In a Fox News interview with White House chief of staff John Kelly on Oct. 30, 2017, the former marine general said that “the lack of an ability to compromise led to the Civil War”. Kelly's statement set off a firestorm of impassioned responses across traditional and social media about the cause of the Civil War and the history of slavery and compromise prior to this seminal event. Read some of the contemporary articles, review background information about compromises over slavery prior to the … [Read more...]

Primary Source Learning: U.S. Constitution

Primary source lesson plans & activitiesAmerican Memory Timeline: Primary Source Excerpts and Discussion Questions Related to the Constitution The Constitution: Counter Revolution or National Salvation? The Constitution: Drafting a More Perfect Union The Meaning of the Federalist Papers Citizen U The U.S. Constitution: Continuity and Change in the Governing of the United States Preamble to the Constitution Image Sequencing What was the purpose of the Preamble? … [Read more...]

Primary Source Spotlight: Alexander Hamilton

Today in History: Alexander Hamilton background information & select primary sourcesAlexander Hamilton Papers collectionAlexander Hamilton primary source set & teacher's guideAlexander Hamilton image setAlexander Hamilton items in the Creating the United States online exhibitionReport of the Committee of Detail with annotations by Alexander Hamilton Report of the Committee of Style with annotations by Alexander Hamilton A Champion to Challenge Alexander … [Read more...]

Today in History: War of 1812

Today in History–June 18–the Library of Congress features the War of 1812. On this date in 1812 President James Madison signed a declaration of war against Great Britain. Reasons for the war included frustration with Britain's maritime practices and their support of Native American resistance to western expansion as well as a desire to conquer Canada. The war lingered on past 1812 and in August, 1814, British forces attacked Washington D.C., setting fire to many government buildings … [Read more...]
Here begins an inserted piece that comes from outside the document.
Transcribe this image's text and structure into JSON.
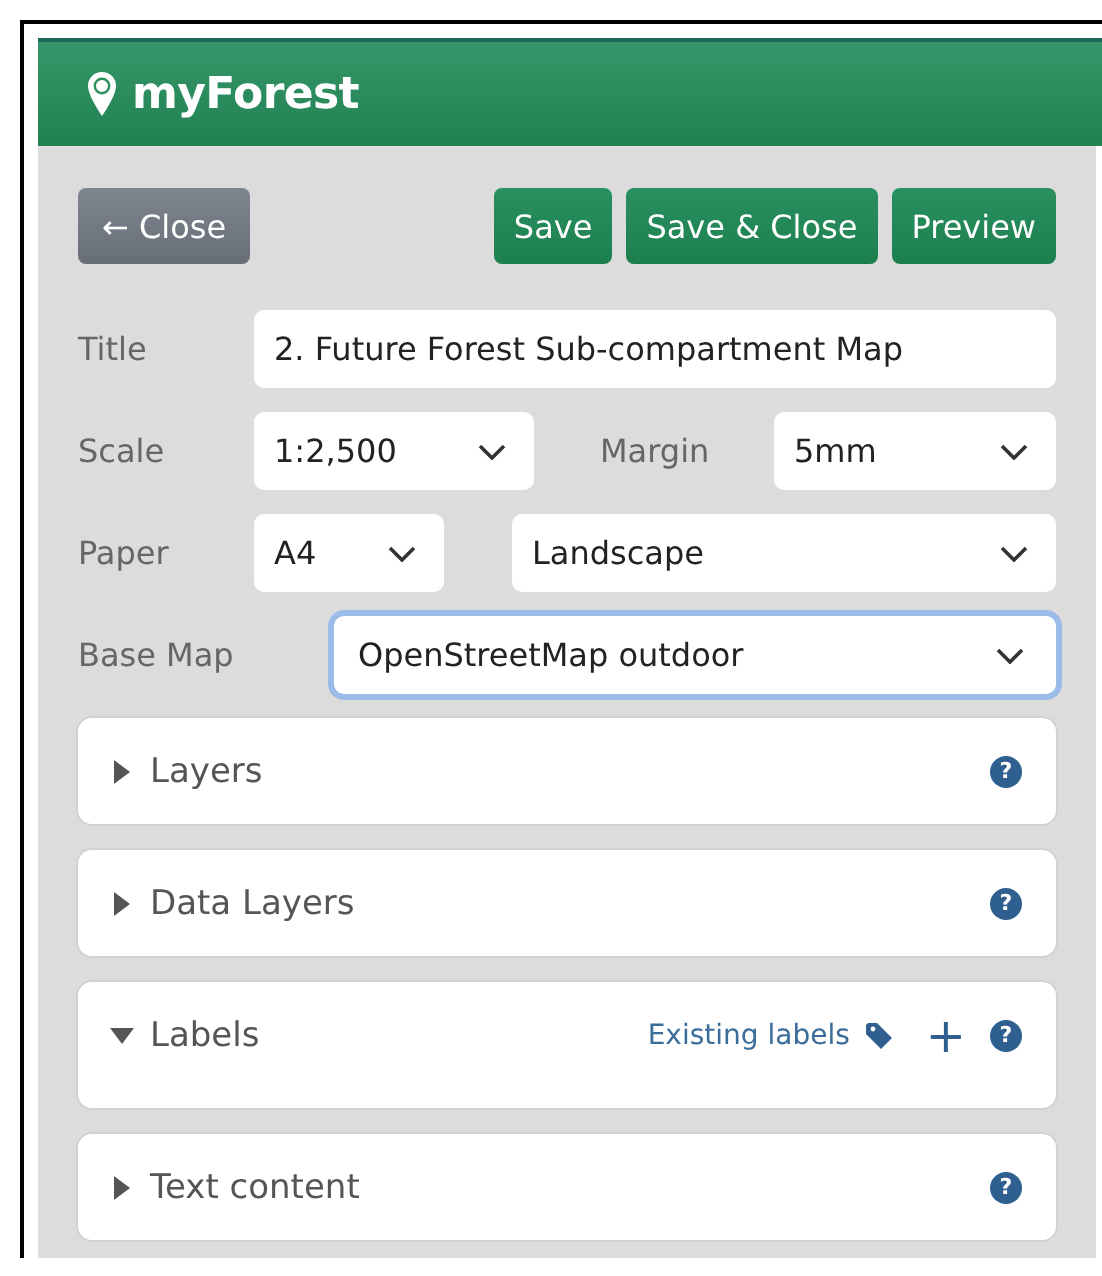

Today in History: United States Military Academy at West Point

Today in History–March 16–the Library of Congress features United States Military Academy at West Point, founded on this date in 1802. Located on the Hudson River north of New York City,  West Point is one of the world's oldest military service academies and was attended by many of the nation's leading military commanders.  The academy is well known for its high standards of discipline and scholarship, instituted early on by Colonel Sylvanus Thayer, superintendent at West Point from 1817 to … [Read more...]
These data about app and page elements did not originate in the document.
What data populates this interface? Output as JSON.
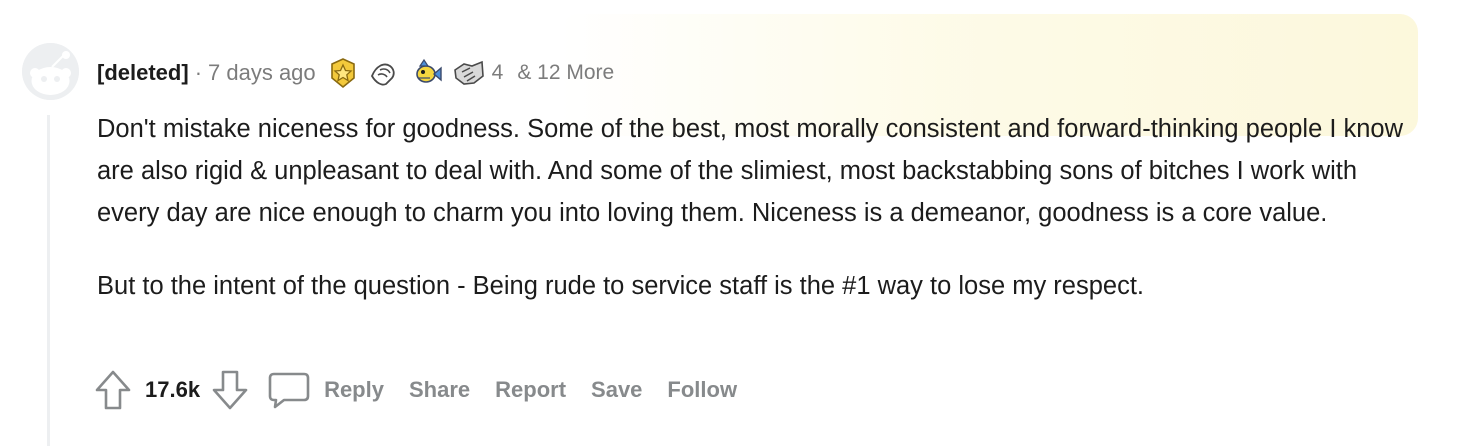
{
  "comment": {
    "author": "[deleted]",
    "separator": "·",
    "time_ago": "7 days ago",
    "awards": [
      {
        "icon": "gold-star-award-icon"
      },
      {
        "icon": "hands-award-icon"
      },
      {
        "icon": "fish-award-icon"
      },
      {
        "icon": "handshake-award-icon",
        "count": "4"
      }
    ],
    "awards_more": "& 12 More",
    "paragraphs": [
      "Don't mistake niceness for goodness. Some of the best, most morally consistent and forward-thinking people I know are also rigid & unpleasant to deal with. And some of the slimiest, most backstabbing sons of bitches I work with every day are nice enough to charm you into loving them. Niceness is a demeanor, goodness is a core value.",
      "But to the intent of the question - Being rude to service staff is the #1 way to lose my respect."
    ]
  },
  "actions": {
    "score": "17.6k",
    "reply": "Reply",
    "share": "Share",
    "report": "Report",
    "save": "Save",
    "follow": "Follow"
  },
  "colors": {
    "text": "#1c1c1c",
    "meta": "#7c7c7c",
    "action": "#878a8c",
    "thread_line": "#edeff1",
    "award_glow": "#fcf7da"
  }
}
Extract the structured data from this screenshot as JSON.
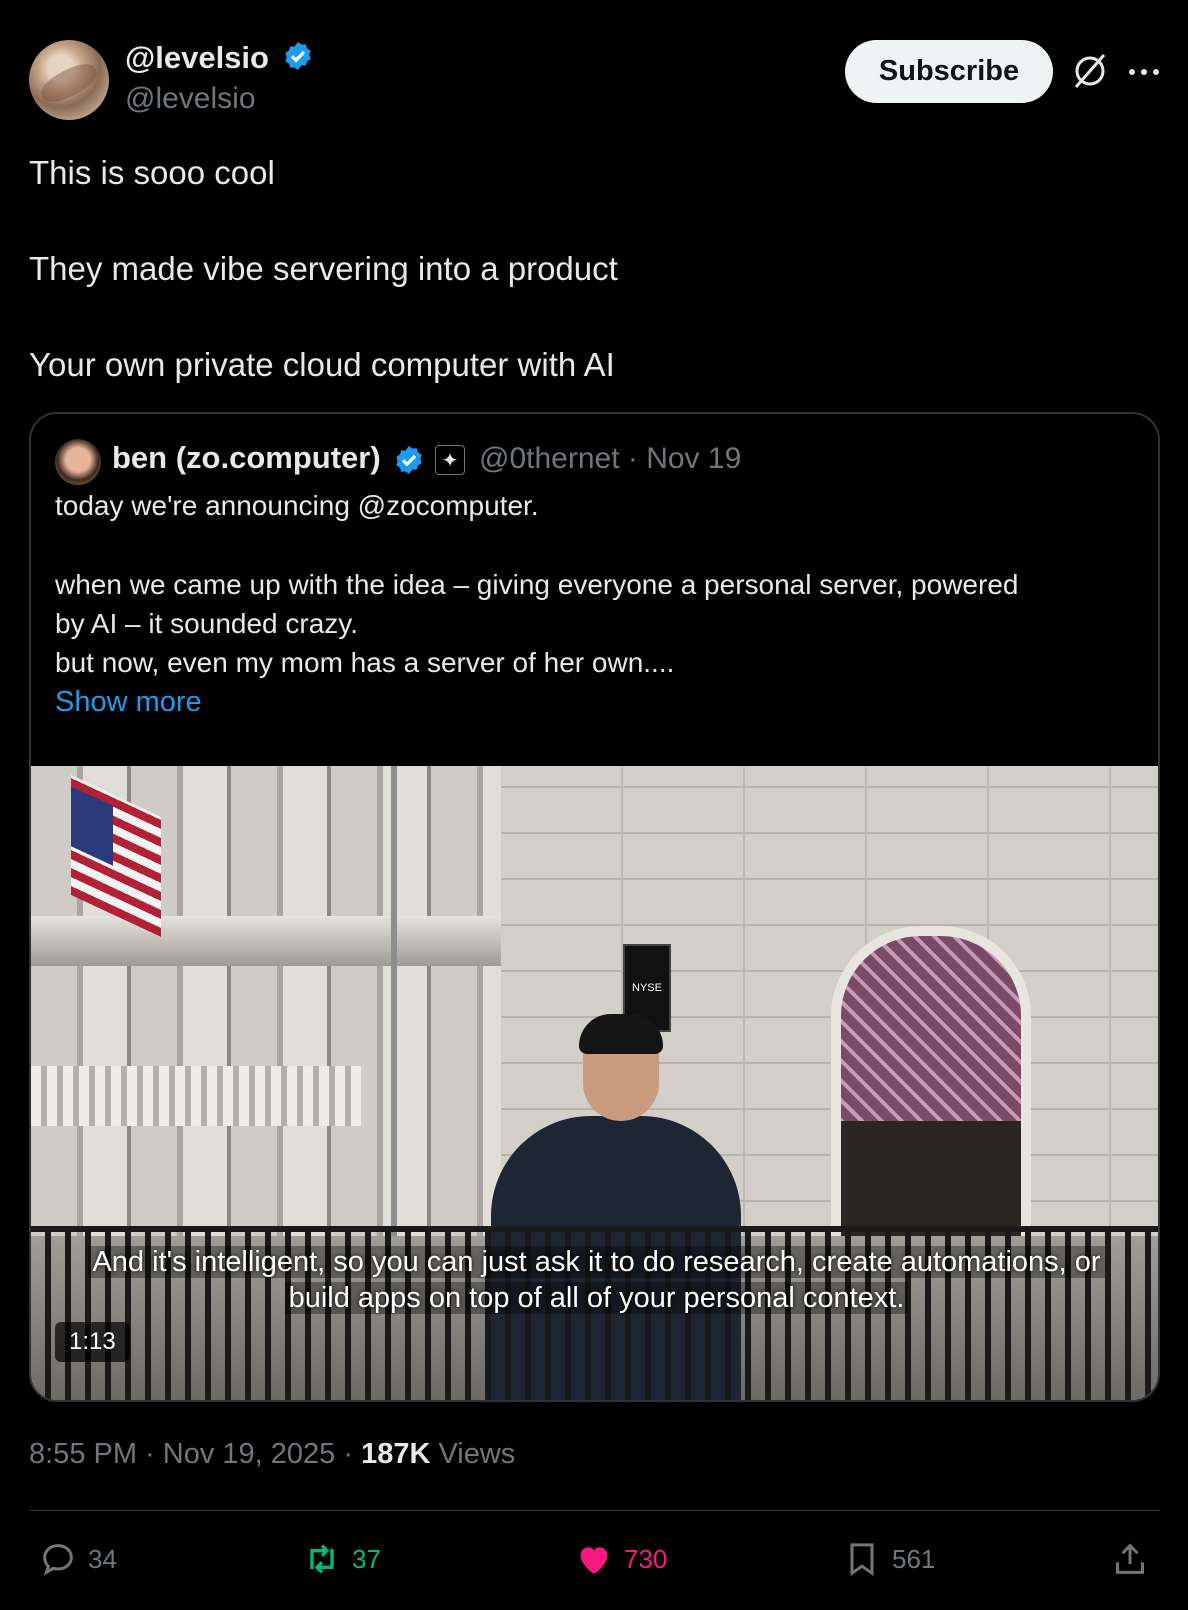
{
  "author": {
    "display_name": "@levelsio",
    "handle": "@levelsio",
    "verified": true
  },
  "header": {
    "subscribe_label": "Subscribe"
  },
  "tweet": {
    "lines": [
      "This is sooo cool",
      "They made vibe servering into a product",
      "Your own private cloud computer with AI"
    ]
  },
  "quote": {
    "name": "ben (zo.computer)",
    "handle_date": "@0thernet · Nov 19",
    "lines": [
      "today we're announcing @zocomputer.",
      "when we came up with the idea – giving everyone a personal server, powered",
      "by AI – it sounded crazy.",
      "but now, even my mom has a server of her own...."
    ],
    "show_more": "Show more",
    "video": {
      "caption_line1": "And it's intelligent, so you can just ask it to do research, create automations, or",
      "caption_line2": "build apps on top of all of your personal context.",
      "duration": "1:13",
      "sign_text": "NYSE"
    }
  },
  "meta": {
    "time_date": "8:55 PM · Nov 19, 2025 · ",
    "views_count": "187K",
    "views_label": " Views"
  },
  "actions": {
    "replies": "34",
    "reposts": "37",
    "likes": "730",
    "bookmarks": "561"
  },
  "colors": {
    "accent": "#1d9bf0",
    "repost": "#00ba7c",
    "like": "#f91880",
    "muted": "#71767b"
  }
}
Today in History: Vassar College

Today in History–April 29–the Library of Congress features Vassar College. College founder Matthew Vassar was born on this date in 1792. Vassar donated half of the fortune he made in the brewing business and 200 acres in Poughkeepsie, New York to establish a premier women's college. The college was opened in 1861 and includes many alumnae of distinction. Find out more about them and Vassar College by visiting the Today in History section, then follow the links below to access related … [Read more...]
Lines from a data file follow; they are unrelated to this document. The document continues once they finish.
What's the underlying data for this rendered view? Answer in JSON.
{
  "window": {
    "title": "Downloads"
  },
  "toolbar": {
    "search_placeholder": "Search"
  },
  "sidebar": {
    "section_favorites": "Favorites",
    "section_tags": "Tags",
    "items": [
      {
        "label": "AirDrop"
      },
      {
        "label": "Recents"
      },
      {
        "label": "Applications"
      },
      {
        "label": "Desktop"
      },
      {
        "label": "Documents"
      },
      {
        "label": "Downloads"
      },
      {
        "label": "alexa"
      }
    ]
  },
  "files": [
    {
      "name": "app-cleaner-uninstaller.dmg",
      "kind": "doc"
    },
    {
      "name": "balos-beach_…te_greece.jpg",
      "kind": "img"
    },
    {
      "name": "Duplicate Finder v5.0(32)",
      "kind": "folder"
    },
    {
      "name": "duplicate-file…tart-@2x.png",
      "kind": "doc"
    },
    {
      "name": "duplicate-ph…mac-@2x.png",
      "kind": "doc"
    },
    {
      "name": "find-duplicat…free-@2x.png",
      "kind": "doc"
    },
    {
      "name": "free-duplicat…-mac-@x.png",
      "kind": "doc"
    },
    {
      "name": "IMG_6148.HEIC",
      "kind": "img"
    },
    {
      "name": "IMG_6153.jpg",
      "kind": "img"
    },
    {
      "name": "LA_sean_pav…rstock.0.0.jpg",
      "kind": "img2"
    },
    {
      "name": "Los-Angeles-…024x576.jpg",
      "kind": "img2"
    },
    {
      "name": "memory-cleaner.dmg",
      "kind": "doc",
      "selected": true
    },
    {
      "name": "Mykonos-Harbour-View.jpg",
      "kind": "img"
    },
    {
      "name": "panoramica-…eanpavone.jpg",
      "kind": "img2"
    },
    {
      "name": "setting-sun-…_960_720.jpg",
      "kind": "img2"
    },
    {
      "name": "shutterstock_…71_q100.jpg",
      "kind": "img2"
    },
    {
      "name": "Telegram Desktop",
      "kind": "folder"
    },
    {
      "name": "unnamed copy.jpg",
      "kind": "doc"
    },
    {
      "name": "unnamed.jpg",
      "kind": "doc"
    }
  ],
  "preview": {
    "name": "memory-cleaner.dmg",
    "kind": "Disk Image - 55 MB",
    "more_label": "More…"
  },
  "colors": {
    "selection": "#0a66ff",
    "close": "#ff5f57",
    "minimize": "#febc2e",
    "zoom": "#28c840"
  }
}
Presidential Spotlight: John Quincy Adams

From America's Library: Born: July 11, 1767 Died: Feb. 23, 1848John Quincy Adams was the sixth president of the United States and the first son of a former president who himself became president. (George H.W. Bush and George W. Bush are the only other father-son presidents.)John Quincy Adams was well known for his diplomatic success and most of all for his role as secretary of state under James Monroe. Adams had previously served as an ambassador to several European countries and as a … [Read more...]

Presidential Spotlight: John Adams

From America's Library: Born: October 30 (October 19, Old Style), 1735, in Braintree (now Quincy), Massachusetts Died: July 4, 1826, in Braintree (now Quincy), MassachusettsJohn Adams worked as a teacher and lawyer before dedicating himself to a life of patriotism and politics. He was America's second president. Adams was well known for his extreme political independence, brilliant mind and passionate patriotism. He was a leader in the Continental Congress and an important diplomatic … [Read more...]

Today in History: Robert R. Livingston

Today in History–November 27–the Library of Congress features statesman Robert R. Livingston, born on this day in 1746. Born into a prominent New York family, Livingston was a politically active lawyer. He was on the committee that drafted the Declaration of Independence, helped draft New York's first constitution, and served as minister to France at the time of the Louisiana Purchase. Find out more about this revolutionary politico by visiting the Today in History section, then click the links … [Read more...]

Today in History: John Trumbull

Today in History–June 6–the Library of Congress features artist John Trumbull, born on this day in 1756 in Lebanon, Connecticut. Before he began painting, this son of Connecticut governor Jonathan Trumbull, served as an aide to General George Washington during the Revolution. Trumbull painted portraits of leading figures of the day and is best known for his historical paintings that adorn the rotunda of the United States Capitol in Washington, D.C., including the Declaration of … [Read more...]